▶ **What the task asks**: All lines in the records that carry the string "JSON" are to be shown.

▶ **Data under study**:
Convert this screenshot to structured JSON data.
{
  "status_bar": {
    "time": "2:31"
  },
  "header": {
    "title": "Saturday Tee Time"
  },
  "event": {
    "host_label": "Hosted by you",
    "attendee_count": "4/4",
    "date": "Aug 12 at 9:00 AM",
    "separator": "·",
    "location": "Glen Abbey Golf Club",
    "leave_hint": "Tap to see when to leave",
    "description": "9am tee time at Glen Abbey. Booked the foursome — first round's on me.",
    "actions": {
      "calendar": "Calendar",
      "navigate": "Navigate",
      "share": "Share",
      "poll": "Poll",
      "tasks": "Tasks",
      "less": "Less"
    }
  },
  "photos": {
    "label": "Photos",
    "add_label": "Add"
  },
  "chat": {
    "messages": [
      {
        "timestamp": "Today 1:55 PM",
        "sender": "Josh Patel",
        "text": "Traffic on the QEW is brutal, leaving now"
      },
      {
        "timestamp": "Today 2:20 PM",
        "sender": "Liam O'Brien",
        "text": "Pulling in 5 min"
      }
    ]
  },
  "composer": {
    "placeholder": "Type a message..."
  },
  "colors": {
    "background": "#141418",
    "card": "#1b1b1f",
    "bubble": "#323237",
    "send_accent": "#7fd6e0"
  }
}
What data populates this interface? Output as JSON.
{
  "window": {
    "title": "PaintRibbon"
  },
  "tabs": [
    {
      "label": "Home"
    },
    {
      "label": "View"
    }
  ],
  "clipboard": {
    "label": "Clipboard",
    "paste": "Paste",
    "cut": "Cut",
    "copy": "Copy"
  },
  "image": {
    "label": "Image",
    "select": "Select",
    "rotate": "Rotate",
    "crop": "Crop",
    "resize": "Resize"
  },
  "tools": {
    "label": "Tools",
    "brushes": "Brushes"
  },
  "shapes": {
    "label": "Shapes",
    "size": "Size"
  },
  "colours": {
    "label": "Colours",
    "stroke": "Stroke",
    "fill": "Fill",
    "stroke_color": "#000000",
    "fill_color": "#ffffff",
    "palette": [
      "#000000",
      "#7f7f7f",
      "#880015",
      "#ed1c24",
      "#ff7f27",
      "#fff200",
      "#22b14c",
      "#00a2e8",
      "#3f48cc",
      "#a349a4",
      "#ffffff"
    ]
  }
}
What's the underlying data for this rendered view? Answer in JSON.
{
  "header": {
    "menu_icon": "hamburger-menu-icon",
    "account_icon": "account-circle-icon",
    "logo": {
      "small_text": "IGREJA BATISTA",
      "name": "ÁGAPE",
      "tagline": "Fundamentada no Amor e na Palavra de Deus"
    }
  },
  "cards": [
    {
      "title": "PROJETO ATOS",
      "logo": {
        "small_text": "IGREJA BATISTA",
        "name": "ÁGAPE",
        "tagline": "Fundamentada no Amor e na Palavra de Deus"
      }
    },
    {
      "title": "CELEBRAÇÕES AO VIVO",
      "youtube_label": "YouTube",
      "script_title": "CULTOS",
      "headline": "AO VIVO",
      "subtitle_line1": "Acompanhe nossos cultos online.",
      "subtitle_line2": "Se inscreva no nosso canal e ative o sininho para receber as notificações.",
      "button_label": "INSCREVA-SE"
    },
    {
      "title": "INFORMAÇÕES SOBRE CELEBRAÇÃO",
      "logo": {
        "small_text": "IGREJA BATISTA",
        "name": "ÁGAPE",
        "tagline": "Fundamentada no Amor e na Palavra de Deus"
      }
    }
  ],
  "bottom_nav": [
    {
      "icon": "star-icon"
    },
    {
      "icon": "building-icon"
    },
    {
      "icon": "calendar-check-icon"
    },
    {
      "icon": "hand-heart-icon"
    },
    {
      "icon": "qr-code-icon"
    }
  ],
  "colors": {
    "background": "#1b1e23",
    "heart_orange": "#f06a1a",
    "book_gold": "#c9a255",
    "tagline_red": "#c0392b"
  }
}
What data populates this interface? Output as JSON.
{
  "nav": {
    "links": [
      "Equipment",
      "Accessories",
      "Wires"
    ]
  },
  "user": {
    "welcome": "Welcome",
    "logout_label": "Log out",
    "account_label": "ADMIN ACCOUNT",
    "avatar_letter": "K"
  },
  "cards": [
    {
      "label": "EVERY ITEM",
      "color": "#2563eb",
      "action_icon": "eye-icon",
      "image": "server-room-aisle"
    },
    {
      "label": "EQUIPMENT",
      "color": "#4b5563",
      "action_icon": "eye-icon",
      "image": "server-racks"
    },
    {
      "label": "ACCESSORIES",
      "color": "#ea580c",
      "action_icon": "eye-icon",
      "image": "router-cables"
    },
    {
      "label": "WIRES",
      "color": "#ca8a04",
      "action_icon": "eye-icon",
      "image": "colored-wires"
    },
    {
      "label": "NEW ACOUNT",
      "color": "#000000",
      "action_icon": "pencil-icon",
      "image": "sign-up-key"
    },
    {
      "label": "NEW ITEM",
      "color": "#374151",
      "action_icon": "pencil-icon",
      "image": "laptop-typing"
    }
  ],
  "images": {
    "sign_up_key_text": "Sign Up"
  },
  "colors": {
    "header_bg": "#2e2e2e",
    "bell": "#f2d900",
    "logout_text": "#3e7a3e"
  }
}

▶ **Output of the exercise**:
Convert this screenshot to structured JSON data.
What data populates this interface? Output as JSON.
What's the underlying data for this rendered view? Answer in JSON.
What data populates this interface? Output as JSON.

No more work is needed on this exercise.